ABOUT THIS TASK = Return the records below exactly; pictures stay out.

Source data
[Start of section]
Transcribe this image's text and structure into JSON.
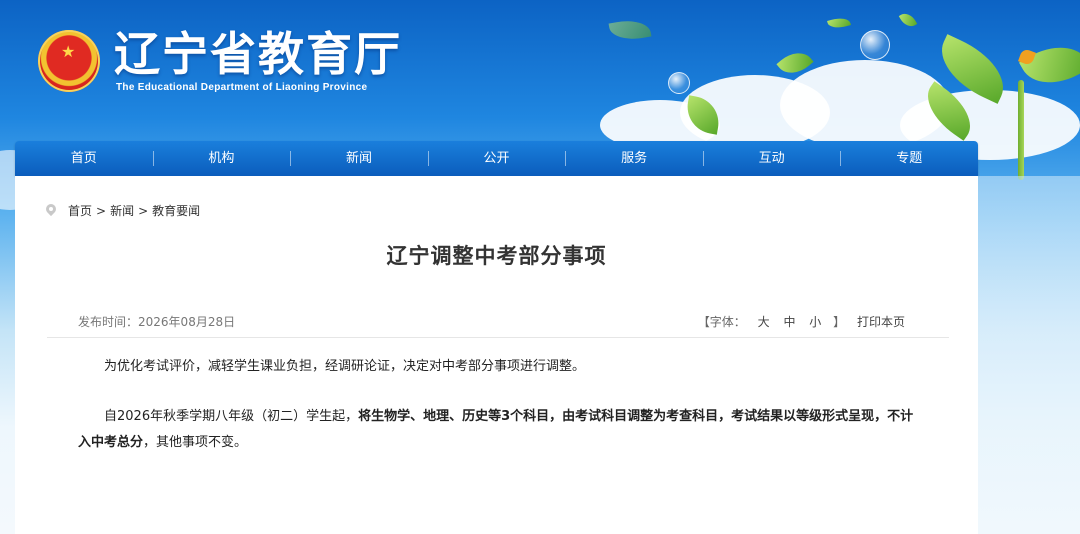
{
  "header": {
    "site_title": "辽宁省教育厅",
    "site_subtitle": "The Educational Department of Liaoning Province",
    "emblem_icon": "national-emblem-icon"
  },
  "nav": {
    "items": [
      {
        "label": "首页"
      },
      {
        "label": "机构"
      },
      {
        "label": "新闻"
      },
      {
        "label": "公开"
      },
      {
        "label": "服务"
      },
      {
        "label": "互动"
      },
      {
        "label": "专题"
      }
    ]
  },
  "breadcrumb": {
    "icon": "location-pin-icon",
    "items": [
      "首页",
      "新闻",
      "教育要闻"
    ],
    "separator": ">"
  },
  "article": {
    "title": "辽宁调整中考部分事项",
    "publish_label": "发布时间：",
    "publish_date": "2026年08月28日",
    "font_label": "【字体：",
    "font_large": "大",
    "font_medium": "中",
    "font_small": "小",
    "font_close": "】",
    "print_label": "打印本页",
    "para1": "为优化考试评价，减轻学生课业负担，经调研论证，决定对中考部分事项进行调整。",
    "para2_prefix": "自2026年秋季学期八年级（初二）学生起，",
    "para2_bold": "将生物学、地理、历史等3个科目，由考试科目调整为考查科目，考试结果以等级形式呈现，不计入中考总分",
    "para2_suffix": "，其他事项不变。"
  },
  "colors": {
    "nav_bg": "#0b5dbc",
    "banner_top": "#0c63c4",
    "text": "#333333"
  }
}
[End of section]
SOLVED EXERCISE =
Transcribe this image's text and structure into JSON.
{
  "header": {
    "site_title": "辽宁省教育厅",
    "site_subtitle": "The Educational Department of Liaoning Province",
    "emblem_icon": "national-emblem-icon"
  },
  "nav": {
    "items": [
      {
        "label": "首页"
      },
      {
        "label": "机构"
      },
      {
        "label": "新闻"
      },
      {
        "label": "公开"
      },
      {
        "label": "服务"
      },
      {
        "label": "互动"
      },
      {
        "label": "专题"
      }
    ]
  },
  "breadcrumb": {
    "icon": "location-pin-icon",
    "items": [
      "首页",
      "新闻",
      "教育要闻"
    ],
    "separator": ">"
  },
  "article": {
    "title": "辽宁调整中考部分事项",
    "publish_label": "发布时间：",
    "publish_date": "2026年08月28日",
    "font_label": "【字体：",
    "font_large": "大",
    "font_medium": "中",
    "font_small": "小",
    "font_close": "】",
    "print_label": "打印本页",
    "para1": "为优化考试评价，减轻学生课业负担，经调研论证，决定对中考部分事项进行调整。",
    "para2_prefix": "自2026年秋季学期八年级（初二）学生起，",
    "para2_bold": "将生物学、地理、历史等3个科目，由考试科目调整为考查科目，考试结果以等级形式呈现，不计入中考总分",
    "para2_suffix": "，其他事项不变。"
  },
  "colors": {
    "nav_bg": "#0b5dbc",
    "banner_top": "#0c63c4",
    "text": "#333333"
  }
}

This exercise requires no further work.